▶ _About this exercise_: Copy out the entries that follow exactly, leaving out the pictures.

▶ _Input data_:
┄┄┄┄┄┄┄┄┄┄

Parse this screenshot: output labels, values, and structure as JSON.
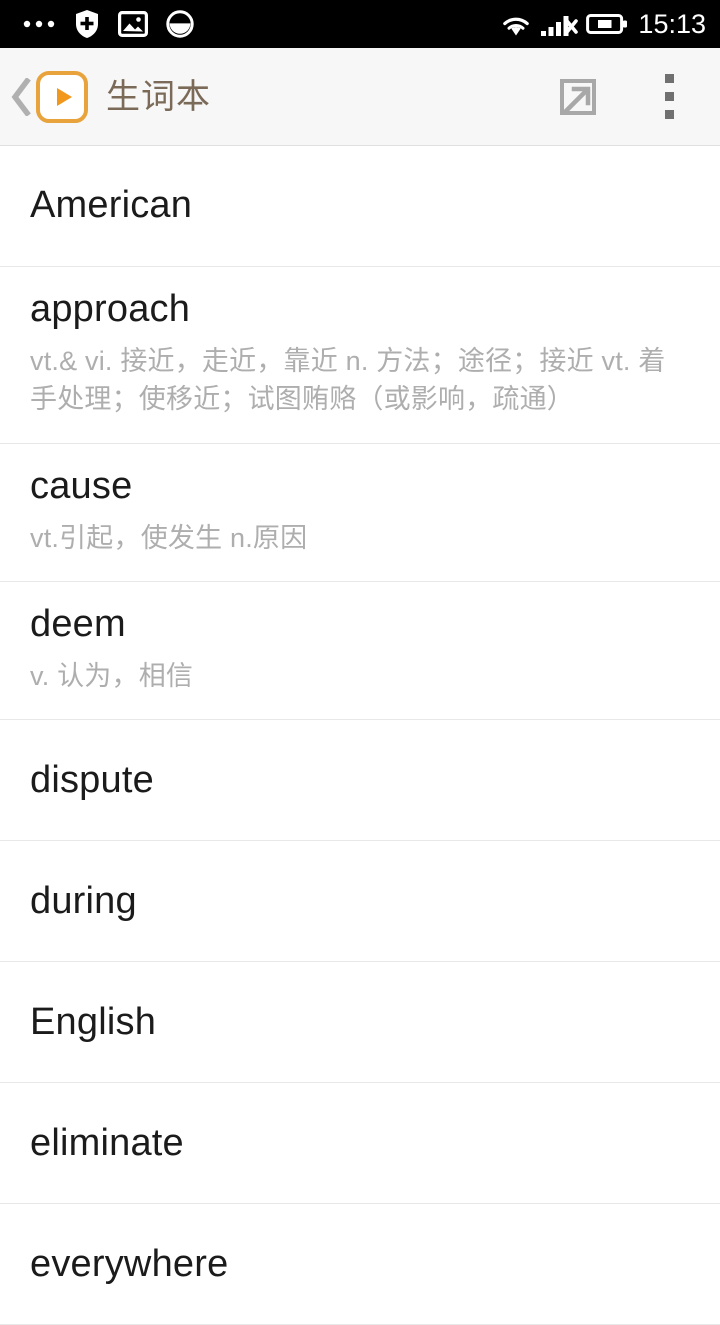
{
  "status_bar": {
    "icons_left": [
      "more-dots-icon",
      "security-shield-icon",
      "screenshot-image-icon",
      "do-not-disturb-icon"
    ],
    "icons_right": [
      "wifi-icon",
      "signal-no-sim-icon",
      "battery-icon"
    ],
    "time": "15:13",
    "background_color": "#000000",
    "foreground_color": "#ffffff"
  },
  "app_bar": {
    "back_icon": "chevron-left-icon",
    "logo_icon": "play-button-logo",
    "title": "生词本",
    "title_color": "#7b6a58",
    "accent_color": "#e8a33d",
    "actions": [
      {
        "name": "export-share-icon",
        "icon": "arrow-out-of-box-icon"
      },
      {
        "name": "overflow-menu-icon",
        "icon": "three-dots-vertical-icon"
      }
    ],
    "background_color": "#f7f7f7"
  },
  "word_list": {
    "items": [
      {
        "term": "American",
        "definition": ""
      },
      {
        "term": "approach",
        "definition": "vt.& vi. 接近，走近，靠近  n. 方法；途径；接近 vt. 着手处理；使移近；试图贿赂（或影响，疏通）"
      },
      {
        "term": "cause",
        "definition": "vt.引起，使发生  n.原因"
      },
      {
        "term": "deem",
        "definition": "v. 认为，相信"
      },
      {
        "term": "dispute",
        "definition": ""
      },
      {
        "term": "during",
        "definition": ""
      },
      {
        "term": "English",
        "definition": ""
      },
      {
        "term": "eliminate",
        "definition": ""
      },
      {
        "term": "everywhere",
        "definition": ""
      }
    ]
  }
}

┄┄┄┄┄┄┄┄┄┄

▶ _Answer space_:
Parse this screenshot: output labels, values, and structure as JSON.
{
  "status_bar": {
    "icons_left": [
      "more-dots-icon",
      "security-shield-icon",
      "screenshot-image-icon",
      "do-not-disturb-icon"
    ],
    "icons_right": [
      "wifi-icon",
      "signal-no-sim-icon",
      "battery-icon"
    ],
    "time": "15:13",
    "background_color": "#000000",
    "foreground_color": "#ffffff"
  },
  "app_bar": {
    "back_icon": "chevron-left-icon",
    "logo_icon": "play-button-logo",
    "title": "生词本",
    "title_color": "#7b6a58",
    "accent_color": "#e8a33d",
    "actions": [
      {
        "name": "export-share-icon",
        "icon": "arrow-out-of-box-icon"
      },
      {
        "name": "overflow-menu-icon",
        "icon": "three-dots-vertical-icon"
      }
    ],
    "background_color": "#f7f7f7"
  },
  "word_list": {
    "items": [
      {
        "term": "American",
        "definition": ""
      },
      {
        "term": "approach",
        "definition": "vt.& vi. 接近，走近，靠近  n. 方法；途径；接近 vt. 着手处理；使移近；试图贿赂（或影响，疏通）"
      },
      {
        "term": "cause",
        "definition": "vt.引起，使发生  n.原因"
      },
      {
        "term": "deem",
        "definition": "v. 认为，相信"
      },
      {
        "term": "dispute",
        "definition": ""
      },
      {
        "term": "during",
        "definition": ""
      },
      {
        "term": "English",
        "definition": ""
      },
      {
        "term": "eliminate",
        "definition": ""
      },
      {
        "term": "everywhere",
        "definition": ""
      }
    ]
  }
}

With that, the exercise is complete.